• Exercise instructions
Collect all lines from the records below that include the word "button".

• Dataset excerpts
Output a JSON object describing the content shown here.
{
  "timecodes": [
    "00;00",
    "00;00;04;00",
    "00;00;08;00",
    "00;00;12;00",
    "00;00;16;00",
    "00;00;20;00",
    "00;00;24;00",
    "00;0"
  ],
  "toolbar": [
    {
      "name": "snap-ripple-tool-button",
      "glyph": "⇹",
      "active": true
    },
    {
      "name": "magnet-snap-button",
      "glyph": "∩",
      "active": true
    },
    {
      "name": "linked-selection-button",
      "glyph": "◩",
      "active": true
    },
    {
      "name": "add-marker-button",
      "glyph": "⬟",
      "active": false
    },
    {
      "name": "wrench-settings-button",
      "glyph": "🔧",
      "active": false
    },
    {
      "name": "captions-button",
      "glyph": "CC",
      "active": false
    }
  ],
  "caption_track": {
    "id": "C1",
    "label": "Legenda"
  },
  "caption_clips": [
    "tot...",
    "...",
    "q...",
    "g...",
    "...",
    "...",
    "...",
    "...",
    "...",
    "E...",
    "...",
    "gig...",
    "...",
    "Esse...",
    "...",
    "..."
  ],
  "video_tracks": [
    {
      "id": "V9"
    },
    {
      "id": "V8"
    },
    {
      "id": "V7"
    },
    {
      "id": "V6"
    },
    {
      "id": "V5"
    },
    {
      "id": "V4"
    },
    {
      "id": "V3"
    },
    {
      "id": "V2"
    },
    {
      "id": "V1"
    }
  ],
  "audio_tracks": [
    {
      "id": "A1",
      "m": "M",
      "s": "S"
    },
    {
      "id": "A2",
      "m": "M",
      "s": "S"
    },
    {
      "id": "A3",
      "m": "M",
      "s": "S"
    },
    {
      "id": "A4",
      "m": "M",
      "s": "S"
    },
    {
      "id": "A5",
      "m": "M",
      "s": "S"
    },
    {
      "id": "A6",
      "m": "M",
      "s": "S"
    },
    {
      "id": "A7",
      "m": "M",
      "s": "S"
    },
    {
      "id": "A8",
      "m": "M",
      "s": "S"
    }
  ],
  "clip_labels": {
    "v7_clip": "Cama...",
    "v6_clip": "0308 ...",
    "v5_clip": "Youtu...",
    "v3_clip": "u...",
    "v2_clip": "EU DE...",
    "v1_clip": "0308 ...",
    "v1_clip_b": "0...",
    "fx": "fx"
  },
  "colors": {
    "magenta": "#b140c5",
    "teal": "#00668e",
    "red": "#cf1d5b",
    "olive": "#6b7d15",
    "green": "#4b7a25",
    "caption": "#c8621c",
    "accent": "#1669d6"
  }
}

• Solved problem
      "name": "snap-ripple-tool-button",
      "name": "magnet-snap-button",
      "name": "linked-selection-button",
      "name": "add-marker-button",
      "name": "wrench-settings-button",
      "name": "captions-button",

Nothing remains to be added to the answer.